Thanks so much for posting these. I was curious what the steps looked like and one can no longer see them in real life without diving.


Liz Adair said...

You are most welcome, Peter. I have accomplished my goal in posting them. Thanks for letting me know.

Anonymous said...

I've been reading about the Old Spanish Trail, which the Dominguez-Escalante Expedition helped to establish. I couldn't find any pictures of the Crossing of the Fathers, especially the steps, so thanks for sharing. J B

Liz Adair said...

Thanks for your comment, JB. That is exactly why I posted this picture, even if my large back side is particularly prominent.

Randall Armstrong said...

very important historical reference
thank s for posting these

Erika B. said...

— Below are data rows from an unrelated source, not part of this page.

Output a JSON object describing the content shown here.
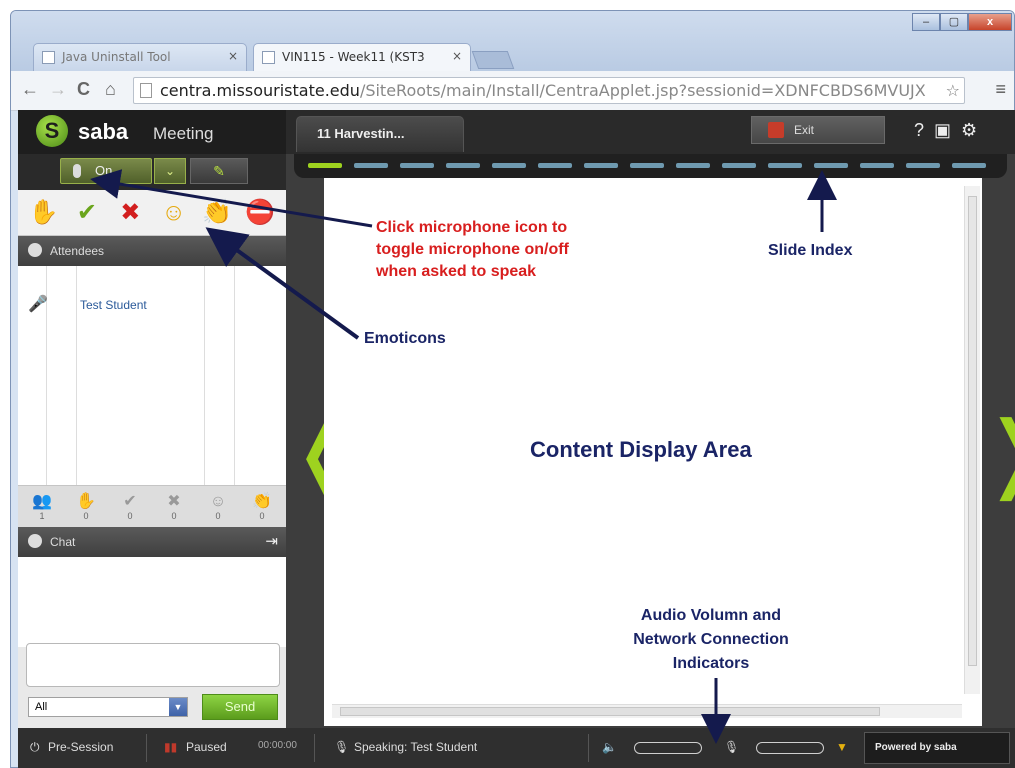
{
  "browser": {
    "tabs": [
      {
        "label": "Java Uninstall Tool",
        "close": "×",
        "active": false
      },
      {
        "label": "VIN115 - Week11 (KST3",
        "close": "×",
        "active": true
      }
    ],
    "window_controls": [
      "–",
      "▢",
      "x"
    ],
    "nav": {
      "back": "←",
      "forward": "→",
      "reload": "C",
      "home": "⌂"
    },
    "url": {
      "domain": "centra.missouristate.edu",
      "path": "/SiteRoots/main/Install/CentraApplet.jsp?sessionid=XDNFCBDS6MVUJX"
    },
    "star": "☆",
    "menu": "≡"
  },
  "app": {
    "logo": {
      "brand": "saba",
      "product": "Meeting",
      "mark": "S"
    },
    "mic": {
      "label": "On",
      "dropdown": "⌄",
      "pen": "✎"
    },
    "emoticons": [
      "✋",
      "✔",
      "✖",
      "☺",
      "👏",
      "⛔"
    ],
    "attendees": {
      "header": "Attendees",
      "rows": [
        {
          "name": "Test Student",
          "status_icon": "🎤"
        }
      ]
    },
    "status_counts": [
      {
        "icon": "👥",
        "count": "1"
      },
      {
        "icon": "✋",
        "count": "0"
      },
      {
        "icon": "✔",
        "count": "0"
      },
      {
        "icon": "✖",
        "count": "0"
      },
      {
        "icon": "☺",
        "count": "0"
      },
      {
        "icon": "👏",
        "count": "0"
      }
    ],
    "chat": {
      "header": "Chat",
      "export": "⇥",
      "recipient": "All",
      "send_label": "Send",
      "input_value": ""
    },
    "top": {
      "session_title": "11 Harvestin...",
      "exit_label": "Exit",
      "icons": [
        "?",
        "▣",
        "⚙"
      ]
    },
    "slide_index": {
      "total": 15,
      "current": 1
    },
    "nav_arrows": {
      "prev": "❬",
      "next": "❭"
    },
    "statusbar": {
      "pre_session": "Pre-Session",
      "paused": "Paused",
      "timer": "00:00:00",
      "speaking": "Speaking: Test Student",
      "powered_by": "Powered by saba"
    }
  },
  "annotations": {
    "mic_note": [
      "Click microphone icon to",
      "toggle microphone on/off",
      "when asked to speak"
    ],
    "emoticons": "Emoticons",
    "slide_index": "Slide Index",
    "content_area": "Content Display Area",
    "audio_note": [
      "Audio Volumn and",
      "Network Connection",
      "Indicators"
    ]
  },
  "colors": {
    "accent_green": "#9ed21f",
    "annotation_red": "#d81e1e",
    "annotation_navy": "#1a2466"
  }
}
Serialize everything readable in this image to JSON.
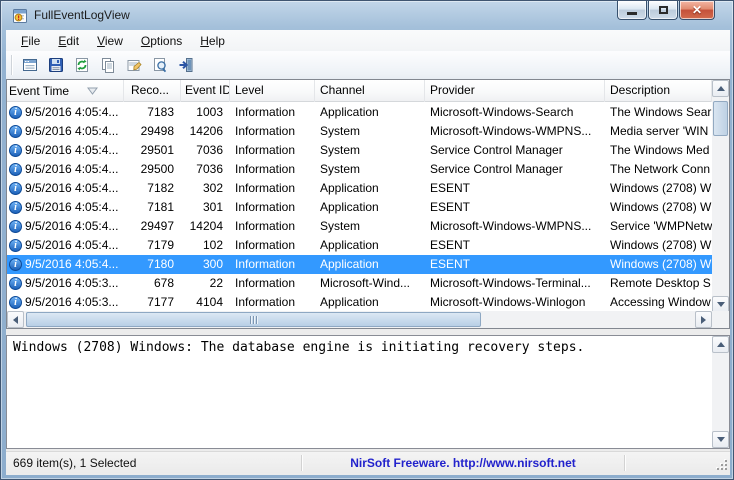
{
  "window": {
    "title": "FullEventLogView",
    "controls": {
      "minimize": "minimize",
      "maximize": "maximize",
      "close": "close"
    }
  },
  "menu": {
    "items": [
      {
        "label": "File"
      },
      {
        "label": "Edit"
      },
      {
        "label": "View"
      },
      {
        "label": "Options"
      },
      {
        "label": "Help"
      }
    ]
  },
  "toolbar": {
    "buttons": [
      "choose-data-source",
      "save",
      "refresh",
      "copy",
      "properties",
      "find",
      "exit"
    ]
  },
  "table": {
    "columns": [
      {
        "label": "Event Time",
        "sort": "desc"
      },
      {
        "label": "Reco..."
      },
      {
        "label": "Event ID"
      },
      {
        "label": "Level"
      },
      {
        "label": "Channel"
      },
      {
        "label": "Provider"
      },
      {
        "label": "Description"
      }
    ],
    "rows": [
      {
        "time": "9/5/2016 4:05:4...",
        "record": "7183",
        "event_id": "1003",
        "level": "Information",
        "channel": "Application",
        "provider": "Microsoft-Windows-Search",
        "description": "The Windows Sear",
        "selected": false
      },
      {
        "time": "9/5/2016 4:05:4...",
        "record": "29498",
        "event_id": "14206",
        "level": "Information",
        "channel": "System",
        "provider": "Microsoft-Windows-WMPNS...",
        "description": "Media server 'WIN",
        "selected": false
      },
      {
        "time": "9/5/2016 4:05:4...",
        "record": "29501",
        "event_id": "7036",
        "level": "Information",
        "channel": "System",
        "provider": "Service Control Manager",
        "description": "The Windows Med",
        "selected": false
      },
      {
        "time": "9/5/2016 4:05:4...",
        "record": "29500",
        "event_id": "7036",
        "level": "Information",
        "channel": "System",
        "provider": "Service Control Manager",
        "description": "The Network Conn",
        "selected": false
      },
      {
        "time": "9/5/2016 4:05:4...",
        "record": "7182",
        "event_id": "302",
        "level": "Information",
        "channel": "Application",
        "provider": "ESENT",
        "description": "Windows (2708) W",
        "selected": false
      },
      {
        "time": "9/5/2016 4:05:4...",
        "record": "7181",
        "event_id": "301",
        "level": "Information",
        "channel": "Application",
        "provider": "ESENT",
        "description": "Windows (2708) W",
        "selected": false
      },
      {
        "time": "9/5/2016 4:05:4...",
        "record": "29497",
        "event_id": "14204",
        "level": "Information",
        "channel": "System",
        "provider": "Microsoft-Windows-WMPNS...",
        "description": "Service 'WMPNetw",
        "selected": false
      },
      {
        "time": "9/5/2016 4:05:4...",
        "record": "7179",
        "event_id": "102",
        "level": "Information",
        "channel": "Application",
        "provider": "ESENT",
        "description": "Windows (2708) W",
        "selected": false
      },
      {
        "time": "9/5/2016 4:05:4...",
        "record": "7180",
        "event_id": "300",
        "level": "Information",
        "channel": "Application",
        "provider": "ESENT",
        "description": "Windows (2708) W",
        "selected": true
      },
      {
        "time": "9/5/2016 4:05:3...",
        "record": "678",
        "event_id": "22",
        "level": "Information",
        "channel": "Microsoft-Wind...",
        "provider": "Microsoft-Windows-Terminal...",
        "description": "Remote Desktop S",
        "selected": false
      },
      {
        "time": "9/5/2016 4:05:3...",
        "record": "7177",
        "event_id": "4104",
        "level": "Information",
        "channel": "Application",
        "provider": "Microsoft-Windows-Winlogon",
        "description": "Accessing Window",
        "selected": false
      }
    ]
  },
  "detail": {
    "text": "Windows (2708) Windows: The database engine is initiating recovery steps."
  },
  "status": {
    "items_text": "669 item(s), 1 Selected",
    "branding": "NirSoft Freeware.  http://www.nirsoft.net"
  },
  "colors": {
    "selection": "#3399ff",
    "branding_text": "#2222cc",
    "titlebar": "#9fbcd7"
  }
}
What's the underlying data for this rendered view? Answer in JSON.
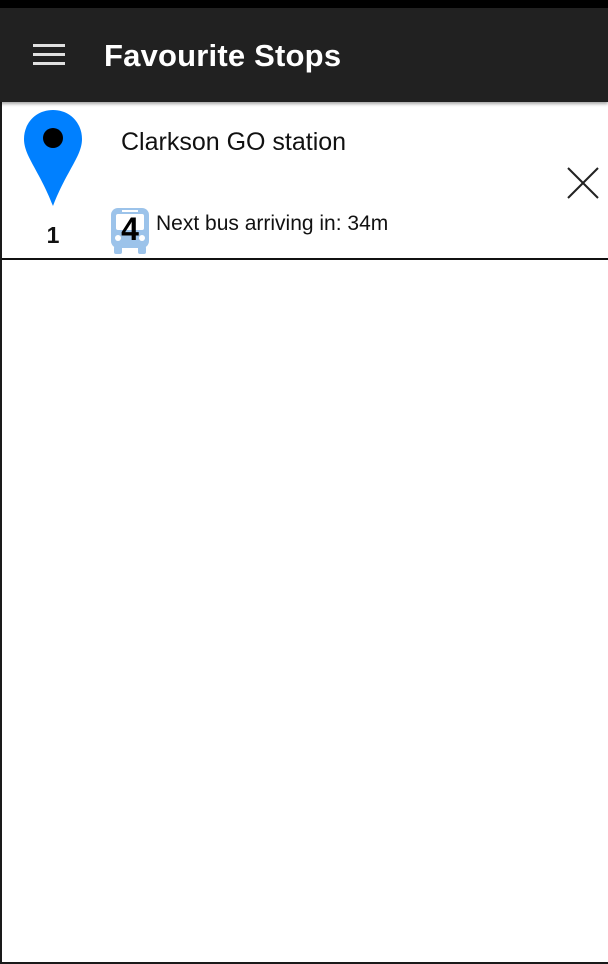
{
  "app_bar": {
    "title": "Favourite Stops",
    "menu_icon": "hamburger-menu-icon",
    "background_color": "#212121"
  },
  "favourites": [
    {
      "index": "1",
      "stop_name": "Clarkson GO station",
      "route_number": "4",
      "arrival_text": "Next bus arriving in: 34m",
      "pin_icon": "map-pin-icon",
      "bus_icon": "bus-icon",
      "remove_icon": "close-icon",
      "pin_color": "#0080ff",
      "bus_icon_color": "#9cc3ea"
    }
  ]
}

Thank you for posting these pictures! It's so wonderful to see these steps. I'm wondering if you might give me permission to use them in a book I'm writing on water in the West. I'd give you the photo credit. I'd also be interested in talking to you about your father's role in the construction of the dam. My name is Erika Bsumek and I'm originally from Utah. My grandfather also worked on the dam -- but I'm now a history professor at the University of Texas. Feel free to email me at